◆ **EXERCISE REQUIREMENTS**
Take every line from the records below that includes the word "true".

....

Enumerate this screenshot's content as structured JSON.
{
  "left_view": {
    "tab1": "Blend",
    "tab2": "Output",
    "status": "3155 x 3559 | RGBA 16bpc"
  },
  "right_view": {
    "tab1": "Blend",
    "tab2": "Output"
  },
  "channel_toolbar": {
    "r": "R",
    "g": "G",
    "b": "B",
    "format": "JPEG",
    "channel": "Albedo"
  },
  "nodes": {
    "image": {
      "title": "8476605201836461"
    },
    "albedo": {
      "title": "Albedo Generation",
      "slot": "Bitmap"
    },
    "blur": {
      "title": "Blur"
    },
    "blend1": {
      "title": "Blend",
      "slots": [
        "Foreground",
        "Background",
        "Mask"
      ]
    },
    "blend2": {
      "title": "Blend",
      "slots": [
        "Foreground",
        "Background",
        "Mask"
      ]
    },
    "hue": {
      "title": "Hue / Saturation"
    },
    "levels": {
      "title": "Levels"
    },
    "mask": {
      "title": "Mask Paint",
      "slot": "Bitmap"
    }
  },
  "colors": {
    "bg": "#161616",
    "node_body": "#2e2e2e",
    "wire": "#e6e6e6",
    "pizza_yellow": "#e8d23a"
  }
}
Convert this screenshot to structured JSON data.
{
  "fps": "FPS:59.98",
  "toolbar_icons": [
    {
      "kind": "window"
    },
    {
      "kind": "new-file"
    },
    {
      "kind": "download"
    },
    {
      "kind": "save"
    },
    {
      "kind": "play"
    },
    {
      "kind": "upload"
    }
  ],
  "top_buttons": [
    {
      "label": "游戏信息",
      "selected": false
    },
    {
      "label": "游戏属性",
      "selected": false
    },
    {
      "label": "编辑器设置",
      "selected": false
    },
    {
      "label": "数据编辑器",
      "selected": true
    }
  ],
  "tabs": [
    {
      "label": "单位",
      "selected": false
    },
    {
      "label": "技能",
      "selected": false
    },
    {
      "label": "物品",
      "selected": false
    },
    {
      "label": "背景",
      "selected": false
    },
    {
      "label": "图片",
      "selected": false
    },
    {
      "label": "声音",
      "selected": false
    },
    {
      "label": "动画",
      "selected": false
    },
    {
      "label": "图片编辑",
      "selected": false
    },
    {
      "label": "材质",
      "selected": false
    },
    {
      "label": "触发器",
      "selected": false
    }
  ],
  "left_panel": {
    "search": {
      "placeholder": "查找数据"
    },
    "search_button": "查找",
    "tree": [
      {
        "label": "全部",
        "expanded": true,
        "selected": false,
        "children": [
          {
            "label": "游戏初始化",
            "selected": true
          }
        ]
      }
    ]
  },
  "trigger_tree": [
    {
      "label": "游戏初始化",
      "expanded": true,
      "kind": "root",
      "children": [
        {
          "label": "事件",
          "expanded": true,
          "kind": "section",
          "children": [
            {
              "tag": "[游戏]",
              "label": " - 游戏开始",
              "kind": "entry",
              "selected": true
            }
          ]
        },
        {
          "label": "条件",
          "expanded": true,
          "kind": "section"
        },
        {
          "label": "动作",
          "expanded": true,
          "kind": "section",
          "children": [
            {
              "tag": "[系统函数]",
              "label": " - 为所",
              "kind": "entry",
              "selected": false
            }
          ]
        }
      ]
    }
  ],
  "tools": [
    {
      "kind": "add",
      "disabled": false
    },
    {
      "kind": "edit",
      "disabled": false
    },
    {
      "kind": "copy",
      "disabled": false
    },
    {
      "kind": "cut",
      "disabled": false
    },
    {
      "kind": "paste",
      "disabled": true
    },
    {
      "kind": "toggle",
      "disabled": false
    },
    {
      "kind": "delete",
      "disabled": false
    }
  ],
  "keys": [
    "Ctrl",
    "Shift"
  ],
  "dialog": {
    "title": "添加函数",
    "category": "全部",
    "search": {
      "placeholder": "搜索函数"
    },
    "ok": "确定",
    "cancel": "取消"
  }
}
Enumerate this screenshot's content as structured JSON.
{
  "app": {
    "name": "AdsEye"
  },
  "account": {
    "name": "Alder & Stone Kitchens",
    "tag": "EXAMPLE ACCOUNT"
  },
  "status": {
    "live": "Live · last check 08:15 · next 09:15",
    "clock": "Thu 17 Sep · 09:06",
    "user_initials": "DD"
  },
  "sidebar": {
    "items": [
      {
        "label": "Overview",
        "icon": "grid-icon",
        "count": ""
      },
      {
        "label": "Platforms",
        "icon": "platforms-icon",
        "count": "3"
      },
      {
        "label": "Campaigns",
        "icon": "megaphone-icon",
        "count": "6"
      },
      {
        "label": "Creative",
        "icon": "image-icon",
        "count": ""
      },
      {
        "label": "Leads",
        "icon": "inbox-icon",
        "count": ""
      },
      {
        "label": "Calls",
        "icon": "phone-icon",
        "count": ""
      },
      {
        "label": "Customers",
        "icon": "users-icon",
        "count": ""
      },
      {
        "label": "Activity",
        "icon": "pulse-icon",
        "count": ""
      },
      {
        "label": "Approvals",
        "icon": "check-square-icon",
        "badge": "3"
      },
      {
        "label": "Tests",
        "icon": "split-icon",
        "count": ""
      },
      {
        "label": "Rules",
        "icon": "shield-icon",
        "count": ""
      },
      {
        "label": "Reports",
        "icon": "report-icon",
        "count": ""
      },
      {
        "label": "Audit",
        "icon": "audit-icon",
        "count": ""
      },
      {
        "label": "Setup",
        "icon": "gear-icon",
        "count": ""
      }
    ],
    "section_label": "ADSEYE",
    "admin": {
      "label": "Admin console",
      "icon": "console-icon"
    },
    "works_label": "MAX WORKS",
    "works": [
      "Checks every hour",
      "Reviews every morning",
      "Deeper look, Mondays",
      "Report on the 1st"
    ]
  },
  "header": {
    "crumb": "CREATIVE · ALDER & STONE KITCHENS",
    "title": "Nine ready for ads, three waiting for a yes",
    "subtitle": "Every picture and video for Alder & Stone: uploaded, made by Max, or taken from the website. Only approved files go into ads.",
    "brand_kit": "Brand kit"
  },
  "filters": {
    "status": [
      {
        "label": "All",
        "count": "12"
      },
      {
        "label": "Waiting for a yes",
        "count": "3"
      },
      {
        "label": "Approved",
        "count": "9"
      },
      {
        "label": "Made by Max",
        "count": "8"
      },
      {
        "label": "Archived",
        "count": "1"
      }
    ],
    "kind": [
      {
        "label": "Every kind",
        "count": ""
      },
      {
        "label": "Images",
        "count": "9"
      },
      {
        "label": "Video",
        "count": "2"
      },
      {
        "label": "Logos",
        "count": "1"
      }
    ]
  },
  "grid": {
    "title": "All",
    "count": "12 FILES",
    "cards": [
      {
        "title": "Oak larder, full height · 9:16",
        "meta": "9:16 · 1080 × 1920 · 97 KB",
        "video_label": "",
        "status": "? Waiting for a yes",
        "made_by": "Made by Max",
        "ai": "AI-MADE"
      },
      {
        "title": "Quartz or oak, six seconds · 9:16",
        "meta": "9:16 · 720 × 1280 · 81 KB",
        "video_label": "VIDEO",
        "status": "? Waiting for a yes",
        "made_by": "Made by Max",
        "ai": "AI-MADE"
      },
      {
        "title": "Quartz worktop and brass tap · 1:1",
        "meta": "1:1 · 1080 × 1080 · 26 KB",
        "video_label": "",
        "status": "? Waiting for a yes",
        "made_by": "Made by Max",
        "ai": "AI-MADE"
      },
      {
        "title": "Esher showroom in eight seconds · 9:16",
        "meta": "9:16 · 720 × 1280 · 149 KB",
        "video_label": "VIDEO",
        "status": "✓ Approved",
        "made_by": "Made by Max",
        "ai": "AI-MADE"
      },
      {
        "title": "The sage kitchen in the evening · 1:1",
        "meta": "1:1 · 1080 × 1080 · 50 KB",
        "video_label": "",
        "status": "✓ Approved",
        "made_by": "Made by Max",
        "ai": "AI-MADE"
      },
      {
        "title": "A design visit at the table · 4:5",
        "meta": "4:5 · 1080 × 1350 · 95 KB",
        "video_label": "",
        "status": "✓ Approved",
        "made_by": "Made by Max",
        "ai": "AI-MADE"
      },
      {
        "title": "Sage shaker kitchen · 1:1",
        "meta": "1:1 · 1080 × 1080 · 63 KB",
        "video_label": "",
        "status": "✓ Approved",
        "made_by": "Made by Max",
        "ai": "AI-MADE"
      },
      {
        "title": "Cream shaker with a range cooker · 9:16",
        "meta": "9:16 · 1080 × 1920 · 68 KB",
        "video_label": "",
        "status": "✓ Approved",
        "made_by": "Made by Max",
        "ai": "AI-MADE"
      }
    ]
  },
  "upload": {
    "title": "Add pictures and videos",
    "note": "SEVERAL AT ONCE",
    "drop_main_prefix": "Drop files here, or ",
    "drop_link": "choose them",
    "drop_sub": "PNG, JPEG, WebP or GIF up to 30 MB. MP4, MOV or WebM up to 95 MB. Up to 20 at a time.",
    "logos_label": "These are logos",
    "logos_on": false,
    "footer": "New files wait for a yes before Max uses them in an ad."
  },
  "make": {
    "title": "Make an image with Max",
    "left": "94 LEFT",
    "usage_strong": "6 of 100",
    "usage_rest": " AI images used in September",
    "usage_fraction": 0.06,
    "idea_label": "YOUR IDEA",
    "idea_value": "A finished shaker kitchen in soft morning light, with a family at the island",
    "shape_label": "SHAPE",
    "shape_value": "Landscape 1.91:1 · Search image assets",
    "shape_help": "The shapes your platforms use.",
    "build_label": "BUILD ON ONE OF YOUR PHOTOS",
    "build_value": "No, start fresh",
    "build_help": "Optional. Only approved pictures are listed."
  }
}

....

◆ **RESPONSE BELOW**
      "selected": true
        "expanded": true,
            "selected": true
      "expanded": true,
          "expanded": true,
              "selected": true
          "expanded": true,
          "expanded": true,
      "disabled": true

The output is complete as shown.